[[ Information given open ]]
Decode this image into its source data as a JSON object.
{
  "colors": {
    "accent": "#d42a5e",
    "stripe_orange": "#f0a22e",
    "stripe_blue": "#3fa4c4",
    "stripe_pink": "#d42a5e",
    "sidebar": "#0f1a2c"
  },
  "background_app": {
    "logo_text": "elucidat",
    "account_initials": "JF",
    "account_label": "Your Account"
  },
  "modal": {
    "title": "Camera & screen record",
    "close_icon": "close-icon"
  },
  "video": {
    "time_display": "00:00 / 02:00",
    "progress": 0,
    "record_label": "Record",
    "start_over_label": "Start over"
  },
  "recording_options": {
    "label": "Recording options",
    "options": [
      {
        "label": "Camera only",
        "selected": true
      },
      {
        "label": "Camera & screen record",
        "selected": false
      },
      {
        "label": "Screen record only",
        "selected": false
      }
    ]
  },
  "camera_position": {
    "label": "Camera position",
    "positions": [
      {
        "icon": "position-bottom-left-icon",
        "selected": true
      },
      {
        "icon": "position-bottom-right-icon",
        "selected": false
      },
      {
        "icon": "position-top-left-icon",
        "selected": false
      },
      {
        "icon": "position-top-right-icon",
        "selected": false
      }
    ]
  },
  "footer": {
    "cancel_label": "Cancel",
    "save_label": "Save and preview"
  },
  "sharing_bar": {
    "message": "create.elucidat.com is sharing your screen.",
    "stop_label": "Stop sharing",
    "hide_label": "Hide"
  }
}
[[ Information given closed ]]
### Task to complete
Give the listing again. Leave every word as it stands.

### Expected answer
Decode this image into its source data as a JSON object.
{
  "colors": {
    "accent": "#d42a5e",
    "stripe_orange": "#f0a22e",
    "stripe_blue": "#3fa4c4",
    "stripe_pink": "#d42a5e",
    "sidebar": "#0f1a2c"
  },
  "background_app": {
    "logo_text": "elucidat",
    "account_initials": "JF",
    "account_label": "Your Account"
  },
  "modal": {
    "title": "Camera & screen record",
    "close_icon": "close-icon"
  },
  "video": {
    "time_display": "00:00 / 02:00",
    "progress": 0,
    "record_label": "Record",
    "start_over_label": "Start over"
  },
  "recording_options": {
    "label": "Recording options",
    "options": [
      {
        "label": "Camera only",
        "selected": true
      },
      {
        "label": "Camera & screen record",
        "selected": false
      },
      {
        "label": "Screen record only",
        "selected": false
      }
    ]
  },
  "camera_position": {
    "label": "Camera position",
    "positions": [
      {
        "icon": "position-bottom-left-icon",
        "selected": true
      },
      {
        "icon": "position-bottom-right-icon",
        "selected": false
      },
      {
        "icon": "position-top-left-icon",
        "selected": false
      },
      {
        "icon": "position-top-right-icon",
        "selected": false
      }
    ]
  },
  "footer": {
    "cancel_label": "Cancel",
    "save_label": "Save and preview"
  },
  "sharing_bar": {
    "message": "create.elucidat.com is sharing your screen.",
    "stop_label": "Stop sharing",
    "hide_label": "Hide"
  }
}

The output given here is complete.